For more information: or (800) 887-8532.

Other California news: If your spring travels will take you up Plumas County way, check out the suggested itineraries posted at Some trips are built around themes such as railroading, antiques or motorcycling, while others combine general sightseeing with seasonal attractions. ... Beginning June 30, Air New Zealand will offer nonstop service between San Francisco International Airport and Auckland. The 12-hour flights will depart on Wednesdays, Fridays and Sundays. ... Tired of fighting San Francisco-bound traffic on Interstate 80? One way to take some stress out of the trip is to take a ferry from Vallejo. A 135-foot, passenger-only high-speed catamaran, the MV Solano, recently has been added to the Bay Link Ferry fleet. For information: (877) 64-FERRY (643-3779) or ... The first spa in the nation to cater specifically to pregnant women and their spouses has opened in Larkspur.

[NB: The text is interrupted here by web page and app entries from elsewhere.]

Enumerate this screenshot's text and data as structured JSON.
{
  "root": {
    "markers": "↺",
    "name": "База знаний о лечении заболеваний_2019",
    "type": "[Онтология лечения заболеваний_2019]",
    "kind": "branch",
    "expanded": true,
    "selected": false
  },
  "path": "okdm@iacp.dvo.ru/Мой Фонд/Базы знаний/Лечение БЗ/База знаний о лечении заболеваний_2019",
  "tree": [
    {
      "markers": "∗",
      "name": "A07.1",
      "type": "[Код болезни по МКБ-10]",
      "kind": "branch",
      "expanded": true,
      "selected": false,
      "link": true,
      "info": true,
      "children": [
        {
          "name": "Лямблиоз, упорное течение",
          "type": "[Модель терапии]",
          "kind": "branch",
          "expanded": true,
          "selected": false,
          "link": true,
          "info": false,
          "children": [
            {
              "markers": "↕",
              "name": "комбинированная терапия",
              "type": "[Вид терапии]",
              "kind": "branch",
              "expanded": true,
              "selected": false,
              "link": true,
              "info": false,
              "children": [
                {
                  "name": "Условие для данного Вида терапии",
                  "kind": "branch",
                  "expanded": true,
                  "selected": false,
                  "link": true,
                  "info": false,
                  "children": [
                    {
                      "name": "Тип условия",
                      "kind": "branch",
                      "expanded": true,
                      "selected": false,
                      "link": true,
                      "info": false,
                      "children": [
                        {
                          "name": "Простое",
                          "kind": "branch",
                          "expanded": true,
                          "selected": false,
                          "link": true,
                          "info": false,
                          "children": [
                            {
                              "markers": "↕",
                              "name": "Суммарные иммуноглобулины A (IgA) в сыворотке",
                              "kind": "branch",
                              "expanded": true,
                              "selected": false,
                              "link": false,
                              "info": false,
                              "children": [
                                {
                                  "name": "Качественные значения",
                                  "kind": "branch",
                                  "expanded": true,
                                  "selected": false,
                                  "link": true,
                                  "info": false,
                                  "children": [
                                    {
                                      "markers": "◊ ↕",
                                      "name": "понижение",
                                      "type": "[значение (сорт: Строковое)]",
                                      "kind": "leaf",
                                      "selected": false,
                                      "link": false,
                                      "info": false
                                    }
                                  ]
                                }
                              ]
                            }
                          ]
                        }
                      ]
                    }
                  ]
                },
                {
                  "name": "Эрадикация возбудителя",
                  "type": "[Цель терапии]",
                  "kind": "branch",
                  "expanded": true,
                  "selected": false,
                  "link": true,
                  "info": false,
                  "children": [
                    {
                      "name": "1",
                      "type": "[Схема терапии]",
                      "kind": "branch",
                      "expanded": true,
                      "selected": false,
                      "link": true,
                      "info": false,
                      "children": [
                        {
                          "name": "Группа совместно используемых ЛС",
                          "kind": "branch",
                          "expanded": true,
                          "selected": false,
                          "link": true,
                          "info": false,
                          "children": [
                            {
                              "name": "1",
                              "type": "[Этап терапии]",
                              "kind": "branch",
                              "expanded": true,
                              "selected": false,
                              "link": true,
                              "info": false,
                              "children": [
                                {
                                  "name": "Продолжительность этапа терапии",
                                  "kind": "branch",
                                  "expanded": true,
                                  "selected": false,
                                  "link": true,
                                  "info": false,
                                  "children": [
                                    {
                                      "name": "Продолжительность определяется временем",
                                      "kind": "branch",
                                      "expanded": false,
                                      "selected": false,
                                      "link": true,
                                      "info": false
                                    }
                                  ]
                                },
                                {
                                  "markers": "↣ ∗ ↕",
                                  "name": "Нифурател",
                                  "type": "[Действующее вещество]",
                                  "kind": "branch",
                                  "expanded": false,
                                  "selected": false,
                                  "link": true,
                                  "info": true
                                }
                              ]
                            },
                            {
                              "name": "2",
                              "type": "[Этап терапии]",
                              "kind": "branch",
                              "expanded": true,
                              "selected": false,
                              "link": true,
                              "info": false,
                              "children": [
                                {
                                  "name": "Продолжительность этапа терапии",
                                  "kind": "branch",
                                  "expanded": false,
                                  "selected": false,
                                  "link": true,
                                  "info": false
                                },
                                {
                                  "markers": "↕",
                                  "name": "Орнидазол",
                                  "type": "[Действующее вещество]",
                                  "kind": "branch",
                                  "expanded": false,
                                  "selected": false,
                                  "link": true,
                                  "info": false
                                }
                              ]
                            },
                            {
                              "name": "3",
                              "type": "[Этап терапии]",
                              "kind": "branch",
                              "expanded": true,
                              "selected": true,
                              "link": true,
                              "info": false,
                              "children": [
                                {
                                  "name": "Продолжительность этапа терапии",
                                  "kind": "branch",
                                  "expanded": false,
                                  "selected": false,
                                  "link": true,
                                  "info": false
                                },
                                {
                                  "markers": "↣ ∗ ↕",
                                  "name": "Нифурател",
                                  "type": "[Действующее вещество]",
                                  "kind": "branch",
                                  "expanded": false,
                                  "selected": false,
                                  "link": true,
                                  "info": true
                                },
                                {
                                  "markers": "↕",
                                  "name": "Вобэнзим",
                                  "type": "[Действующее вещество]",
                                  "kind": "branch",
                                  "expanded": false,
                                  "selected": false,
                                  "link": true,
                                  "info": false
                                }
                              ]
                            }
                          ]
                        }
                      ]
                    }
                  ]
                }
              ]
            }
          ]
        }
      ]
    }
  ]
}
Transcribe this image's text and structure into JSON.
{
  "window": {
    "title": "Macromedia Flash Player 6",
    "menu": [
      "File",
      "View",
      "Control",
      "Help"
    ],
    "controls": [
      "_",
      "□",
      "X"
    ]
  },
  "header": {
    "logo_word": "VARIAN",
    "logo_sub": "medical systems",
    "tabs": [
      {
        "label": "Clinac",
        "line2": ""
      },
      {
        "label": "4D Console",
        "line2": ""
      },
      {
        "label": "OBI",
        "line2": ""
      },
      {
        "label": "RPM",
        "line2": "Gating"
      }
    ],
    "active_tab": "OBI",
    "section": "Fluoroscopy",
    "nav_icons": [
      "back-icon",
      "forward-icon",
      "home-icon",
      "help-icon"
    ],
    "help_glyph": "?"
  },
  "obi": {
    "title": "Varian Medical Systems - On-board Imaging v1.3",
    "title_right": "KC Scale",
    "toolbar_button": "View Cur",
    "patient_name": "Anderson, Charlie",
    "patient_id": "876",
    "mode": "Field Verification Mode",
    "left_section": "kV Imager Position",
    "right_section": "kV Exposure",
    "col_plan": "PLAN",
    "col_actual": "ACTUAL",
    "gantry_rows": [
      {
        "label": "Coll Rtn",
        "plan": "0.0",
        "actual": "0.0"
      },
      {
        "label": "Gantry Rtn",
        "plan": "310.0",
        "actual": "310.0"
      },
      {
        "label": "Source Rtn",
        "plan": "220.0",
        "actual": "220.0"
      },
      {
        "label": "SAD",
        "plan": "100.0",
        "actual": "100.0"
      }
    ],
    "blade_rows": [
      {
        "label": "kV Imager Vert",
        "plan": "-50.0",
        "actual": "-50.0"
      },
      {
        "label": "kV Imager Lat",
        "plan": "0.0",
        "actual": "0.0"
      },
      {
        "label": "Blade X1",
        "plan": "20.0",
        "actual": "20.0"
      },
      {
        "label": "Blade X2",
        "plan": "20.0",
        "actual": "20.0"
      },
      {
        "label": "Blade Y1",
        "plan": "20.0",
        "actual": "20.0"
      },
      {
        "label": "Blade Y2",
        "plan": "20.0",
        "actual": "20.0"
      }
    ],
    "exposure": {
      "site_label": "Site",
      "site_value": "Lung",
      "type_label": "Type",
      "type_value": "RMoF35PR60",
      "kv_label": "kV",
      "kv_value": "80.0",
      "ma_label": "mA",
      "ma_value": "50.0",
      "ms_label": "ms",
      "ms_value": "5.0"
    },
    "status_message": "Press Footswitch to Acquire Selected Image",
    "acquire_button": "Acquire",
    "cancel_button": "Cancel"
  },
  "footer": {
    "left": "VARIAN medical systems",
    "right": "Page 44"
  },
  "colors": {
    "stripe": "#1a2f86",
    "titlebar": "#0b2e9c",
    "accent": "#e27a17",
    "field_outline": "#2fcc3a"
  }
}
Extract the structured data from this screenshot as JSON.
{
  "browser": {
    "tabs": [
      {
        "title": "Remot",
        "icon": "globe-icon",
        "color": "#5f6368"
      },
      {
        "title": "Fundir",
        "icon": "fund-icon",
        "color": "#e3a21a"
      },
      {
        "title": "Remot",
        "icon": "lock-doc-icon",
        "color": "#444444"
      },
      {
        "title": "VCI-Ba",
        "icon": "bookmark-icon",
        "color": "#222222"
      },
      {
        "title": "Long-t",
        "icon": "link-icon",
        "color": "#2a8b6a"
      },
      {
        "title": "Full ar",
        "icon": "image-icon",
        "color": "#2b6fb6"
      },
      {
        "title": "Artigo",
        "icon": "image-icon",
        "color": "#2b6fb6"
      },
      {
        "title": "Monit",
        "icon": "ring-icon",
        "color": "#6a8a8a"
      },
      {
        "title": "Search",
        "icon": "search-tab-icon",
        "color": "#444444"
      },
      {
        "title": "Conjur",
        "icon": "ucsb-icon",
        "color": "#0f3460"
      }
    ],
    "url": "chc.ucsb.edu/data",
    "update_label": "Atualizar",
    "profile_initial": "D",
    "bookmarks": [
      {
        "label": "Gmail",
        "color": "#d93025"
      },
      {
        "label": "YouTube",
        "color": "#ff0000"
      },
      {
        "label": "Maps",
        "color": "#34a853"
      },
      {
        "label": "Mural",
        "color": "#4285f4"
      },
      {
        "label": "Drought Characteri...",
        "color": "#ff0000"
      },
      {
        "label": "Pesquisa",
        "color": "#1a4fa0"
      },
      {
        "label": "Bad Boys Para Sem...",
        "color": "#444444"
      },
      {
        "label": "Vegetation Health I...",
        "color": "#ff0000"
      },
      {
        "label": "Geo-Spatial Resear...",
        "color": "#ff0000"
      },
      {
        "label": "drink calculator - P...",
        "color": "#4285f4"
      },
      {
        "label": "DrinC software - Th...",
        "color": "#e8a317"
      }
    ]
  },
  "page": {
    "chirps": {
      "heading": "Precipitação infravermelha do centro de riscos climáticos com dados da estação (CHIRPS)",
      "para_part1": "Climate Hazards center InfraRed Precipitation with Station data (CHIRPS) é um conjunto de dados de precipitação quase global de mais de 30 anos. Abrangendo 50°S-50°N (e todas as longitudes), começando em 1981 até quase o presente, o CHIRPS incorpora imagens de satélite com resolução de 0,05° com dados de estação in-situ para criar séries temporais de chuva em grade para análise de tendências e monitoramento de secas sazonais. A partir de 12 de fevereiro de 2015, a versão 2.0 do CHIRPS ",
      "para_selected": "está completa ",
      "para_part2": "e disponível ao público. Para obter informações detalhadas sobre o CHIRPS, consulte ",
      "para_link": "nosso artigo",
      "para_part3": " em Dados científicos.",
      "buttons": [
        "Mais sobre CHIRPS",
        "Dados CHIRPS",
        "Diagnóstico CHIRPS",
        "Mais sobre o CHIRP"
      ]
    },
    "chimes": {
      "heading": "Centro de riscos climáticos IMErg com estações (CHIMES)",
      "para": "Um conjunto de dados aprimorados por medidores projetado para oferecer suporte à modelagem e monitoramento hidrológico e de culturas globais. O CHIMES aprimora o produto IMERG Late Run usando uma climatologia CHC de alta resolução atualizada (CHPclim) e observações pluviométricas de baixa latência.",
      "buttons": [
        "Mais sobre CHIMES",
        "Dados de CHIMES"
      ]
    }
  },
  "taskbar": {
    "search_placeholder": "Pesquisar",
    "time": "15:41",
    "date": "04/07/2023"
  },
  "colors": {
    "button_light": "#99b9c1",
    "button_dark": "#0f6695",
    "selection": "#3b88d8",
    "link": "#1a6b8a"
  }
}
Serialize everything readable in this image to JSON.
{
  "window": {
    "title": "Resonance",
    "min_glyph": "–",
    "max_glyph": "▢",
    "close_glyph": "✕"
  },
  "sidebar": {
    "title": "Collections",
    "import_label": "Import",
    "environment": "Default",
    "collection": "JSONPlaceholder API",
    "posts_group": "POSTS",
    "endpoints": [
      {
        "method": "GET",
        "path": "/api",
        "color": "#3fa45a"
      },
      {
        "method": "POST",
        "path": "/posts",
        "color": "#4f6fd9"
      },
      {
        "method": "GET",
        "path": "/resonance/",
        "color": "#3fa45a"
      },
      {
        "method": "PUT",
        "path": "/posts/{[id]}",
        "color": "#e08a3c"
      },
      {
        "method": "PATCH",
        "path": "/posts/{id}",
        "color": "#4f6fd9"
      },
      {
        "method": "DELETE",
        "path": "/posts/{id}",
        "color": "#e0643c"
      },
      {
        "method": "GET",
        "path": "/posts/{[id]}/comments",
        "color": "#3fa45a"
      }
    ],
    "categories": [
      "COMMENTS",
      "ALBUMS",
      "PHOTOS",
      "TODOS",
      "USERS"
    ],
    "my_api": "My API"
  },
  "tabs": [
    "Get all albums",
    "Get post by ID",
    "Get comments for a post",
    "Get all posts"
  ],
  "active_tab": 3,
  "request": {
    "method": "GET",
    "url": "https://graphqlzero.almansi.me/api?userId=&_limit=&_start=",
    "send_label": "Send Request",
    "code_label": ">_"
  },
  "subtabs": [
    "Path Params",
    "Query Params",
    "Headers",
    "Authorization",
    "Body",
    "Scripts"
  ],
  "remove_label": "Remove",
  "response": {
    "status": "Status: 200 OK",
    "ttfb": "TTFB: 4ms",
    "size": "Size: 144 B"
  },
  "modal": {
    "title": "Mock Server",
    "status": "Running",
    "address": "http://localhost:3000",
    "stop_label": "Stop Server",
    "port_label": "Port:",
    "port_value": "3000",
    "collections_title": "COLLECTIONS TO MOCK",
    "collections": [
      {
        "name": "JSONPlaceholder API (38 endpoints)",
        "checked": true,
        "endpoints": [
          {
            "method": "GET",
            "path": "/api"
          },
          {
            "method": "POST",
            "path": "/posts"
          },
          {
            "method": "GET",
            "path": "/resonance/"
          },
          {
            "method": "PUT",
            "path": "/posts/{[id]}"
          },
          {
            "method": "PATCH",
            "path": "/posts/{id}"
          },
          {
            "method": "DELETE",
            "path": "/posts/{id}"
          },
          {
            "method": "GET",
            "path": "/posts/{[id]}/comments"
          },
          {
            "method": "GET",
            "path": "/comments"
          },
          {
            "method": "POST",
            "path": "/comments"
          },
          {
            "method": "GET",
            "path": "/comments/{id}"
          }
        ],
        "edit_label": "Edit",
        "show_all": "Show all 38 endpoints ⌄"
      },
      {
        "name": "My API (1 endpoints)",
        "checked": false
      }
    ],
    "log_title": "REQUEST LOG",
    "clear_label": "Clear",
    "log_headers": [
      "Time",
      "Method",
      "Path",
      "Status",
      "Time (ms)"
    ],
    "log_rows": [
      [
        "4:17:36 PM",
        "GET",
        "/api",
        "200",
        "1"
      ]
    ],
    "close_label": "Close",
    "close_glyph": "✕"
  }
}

Barefoot & Pregnant offers seminars, exercise classes and spa treatments for expecting parents and parents of infants; or (415) 388-1777.

Yuk-yuk: A vulture boards an airplane, carrying two dead raccoons. The flight attendant looks at him says, "Sorry, sir, only one carrion per passenger allowed."